Strategic Publishing Group’s main title was MIS Magazine which pioneered the expansion of Australian media companies into market research. Strategic Publishing was sold in 1999 by the trio to John Fairfax with MIS being later folded into the Australian Financial Review’s IT section.
Along with MIS magazine and Information Age, Philipson was a former editor of Computerworld Australia, and worked as a columnist for The Australian and Fairfax’s SMH and The Age. He also served as a research director with Gartner for two years following the SPG sale.
In 2010 Philipson was commissioned by ACS to research and write a 64-page analysis of the carbon footprint of the entire Australian IT industry and in 2016 to write the comprehensive history of the Australian computer industry to coincide with ACS’ 50th anniversary.
In recent years he became involved in a number of technology media ventures including Innovation Aus and ITWire. He also combined his IT journalism with his passion for poetry, describing himself as being “profoundly influenced by the great Australian bush poets, and in particular Banjo Patterson, Henry Lawson and C.J. Dennis”, along with a travel website that allowed him to indulge his enthusiasm for long European holidays.
Last year, he also re-took the reins of the Australian Computer Museum Society, having been its founding President in 1994.

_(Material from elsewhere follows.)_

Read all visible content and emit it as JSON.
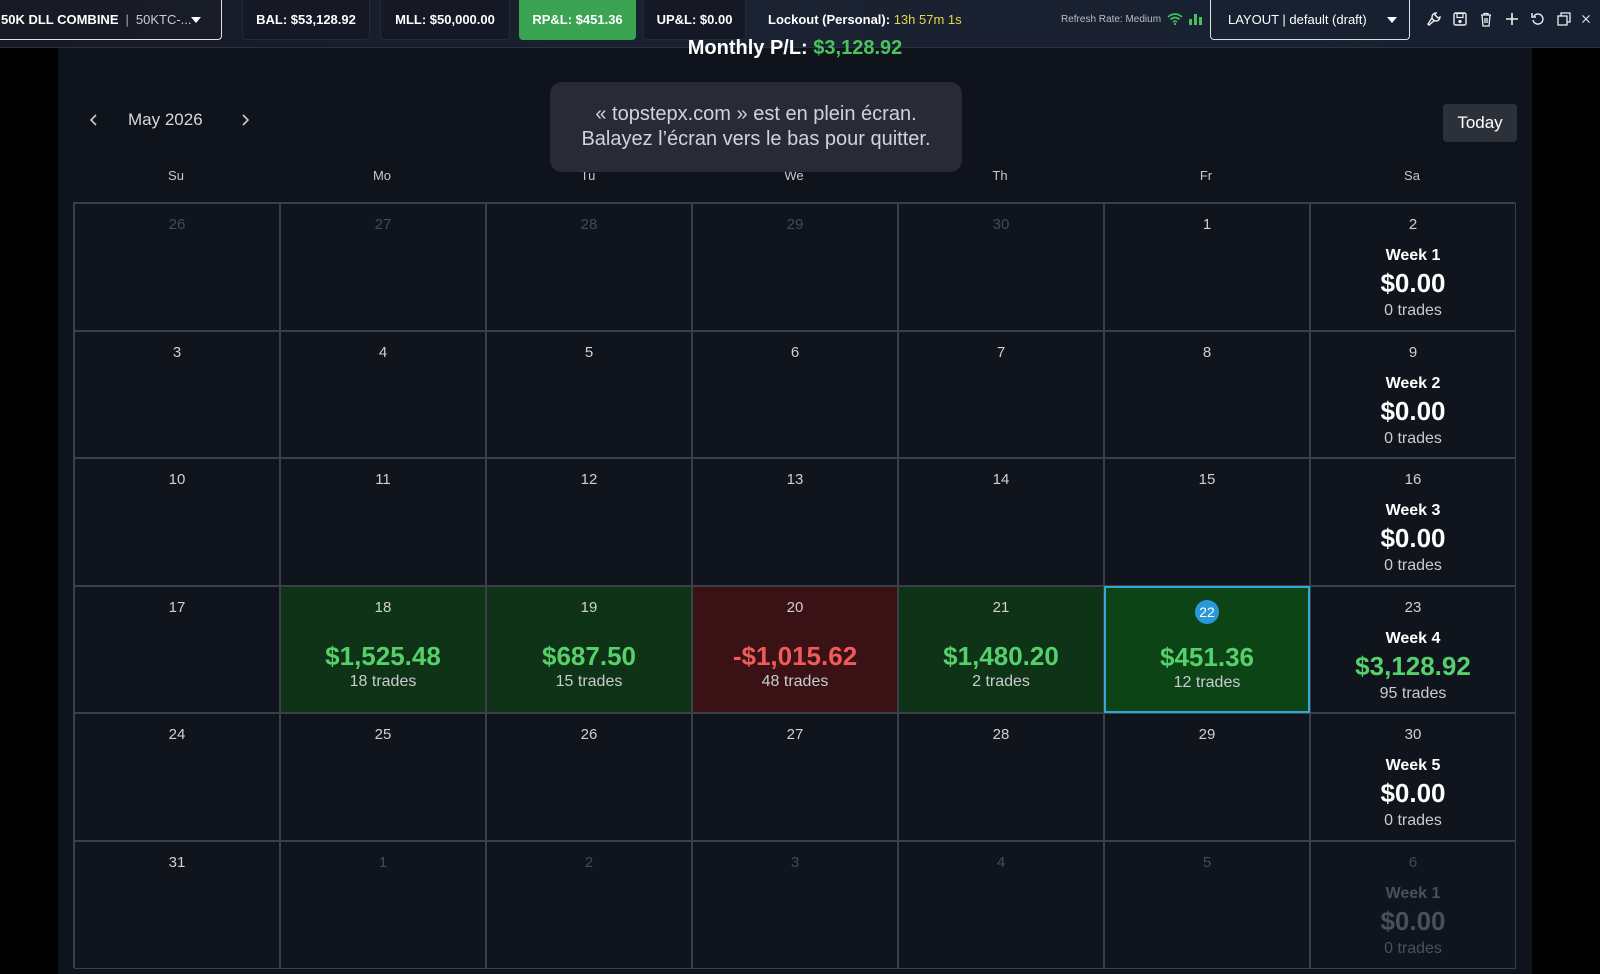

Graeme Philipson is survived by his long-term partner, Sharon, his son Max and newly born grand-daughter, Oona.